* [TASK OBJECTIVE]:
Your reply should be the complete data, reproduced exactly.

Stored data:
──────────
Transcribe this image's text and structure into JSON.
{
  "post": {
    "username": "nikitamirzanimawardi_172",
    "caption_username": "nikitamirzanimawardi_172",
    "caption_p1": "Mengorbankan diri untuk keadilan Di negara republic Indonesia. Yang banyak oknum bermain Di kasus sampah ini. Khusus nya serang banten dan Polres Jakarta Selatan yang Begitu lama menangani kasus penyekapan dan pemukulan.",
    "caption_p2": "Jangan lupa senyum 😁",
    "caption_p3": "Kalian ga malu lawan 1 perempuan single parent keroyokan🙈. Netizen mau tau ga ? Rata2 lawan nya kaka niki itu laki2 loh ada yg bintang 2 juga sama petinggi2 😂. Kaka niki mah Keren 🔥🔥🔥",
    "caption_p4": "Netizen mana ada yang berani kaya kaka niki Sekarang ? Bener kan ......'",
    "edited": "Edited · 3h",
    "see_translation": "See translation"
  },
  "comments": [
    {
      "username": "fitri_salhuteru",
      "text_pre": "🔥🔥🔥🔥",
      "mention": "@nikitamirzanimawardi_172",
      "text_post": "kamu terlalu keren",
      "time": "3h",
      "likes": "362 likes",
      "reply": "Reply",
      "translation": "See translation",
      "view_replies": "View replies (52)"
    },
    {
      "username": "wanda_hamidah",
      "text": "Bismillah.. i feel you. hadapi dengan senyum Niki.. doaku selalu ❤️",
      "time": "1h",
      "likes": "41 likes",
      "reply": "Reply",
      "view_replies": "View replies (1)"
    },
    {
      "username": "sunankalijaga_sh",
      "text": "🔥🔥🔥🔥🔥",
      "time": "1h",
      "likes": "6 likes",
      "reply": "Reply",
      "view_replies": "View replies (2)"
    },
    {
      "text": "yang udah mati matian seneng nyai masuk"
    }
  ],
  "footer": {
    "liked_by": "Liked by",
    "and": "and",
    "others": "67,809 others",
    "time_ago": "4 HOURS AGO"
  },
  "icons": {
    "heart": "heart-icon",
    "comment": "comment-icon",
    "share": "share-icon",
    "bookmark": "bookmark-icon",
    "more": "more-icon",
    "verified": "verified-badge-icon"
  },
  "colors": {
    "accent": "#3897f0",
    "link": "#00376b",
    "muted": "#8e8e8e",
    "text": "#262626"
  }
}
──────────
* [TASK ANSWER]:
Transcribe this image's text and structure into JSON.
{
  "post": {
    "username": "nikitamirzanimawardi_172",
    "caption_username": "nikitamirzanimawardi_172",
    "caption_p1": "Mengorbankan diri untuk keadilan Di negara republic Indonesia. Yang banyak oknum bermain Di kasus sampah ini. Khusus nya serang banten dan Polres Jakarta Selatan yang Begitu lama menangani kasus penyekapan dan pemukulan.",
    "caption_p2": "Jangan lupa senyum 😁",
    "caption_p3": "Kalian ga malu lawan 1 perempuan single parent keroyokan🙈. Netizen mau tau ga ? Rata2 lawan nya kaka niki itu laki2 loh ada yg bintang 2 juga sama petinggi2 😂. Kaka niki mah Keren 🔥🔥🔥",
    "caption_p4": "Netizen mana ada yang berani kaya kaka niki Sekarang ? Bener kan ......'",
    "edited": "Edited · 3h",
    "see_translation": "See translation"
  },
  "comments": [
    {
      "username": "fitri_salhuteru",
      "text_pre": "🔥🔥🔥🔥",
      "mention": "@nikitamirzanimawardi_172",
      "text_post": "kamu terlalu keren",
      "time": "3h",
      "likes": "362 likes",
      "reply": "Reply",
      "translation": "See translation",
      "view_replies": "View replies (52)"
    },
    {
      "username": "wanda_hamidah",
      "text": "Bismillah.. i feel you. hadapi dengan senyum Niki.. doaku selalu ❤️",
      "time": "1h",
      "likes": "41 likes",
      "reply": "Reply",
      "view_replies": "View replies (1)"
    },
    {
      "username": "sunankalijaga_sh",
      "text": "🔥🔥🔥🔥🔥",
      "time": "1h",
      "likes": "6 likes",
      "reply": "Reply",
      "view_replies": "View replies (2)"
    },
    {
      "text": "yang udah mati matian seneng nyai masuk"
    }
  ],
  "footer": {
    "liked_by": "Liked by",
    "and": "and",
    "others": "67,809 others",
    "time_ago": "4 HOURS AGO"
  },
  "icons": {
    "heart": "heart-icon",
    "comment": "comment-icon",
    "share": "share-icon",
    "bookmark": "bookmark-icon",
    "more": "more-icon",
    "verified": "verified-badge-icon"
  },
  "colors": {
    "accent": "#3897f0",
    "link": "#00376b",
    "muted": "#8e8e8e",
    "text": "#262626"
  }
}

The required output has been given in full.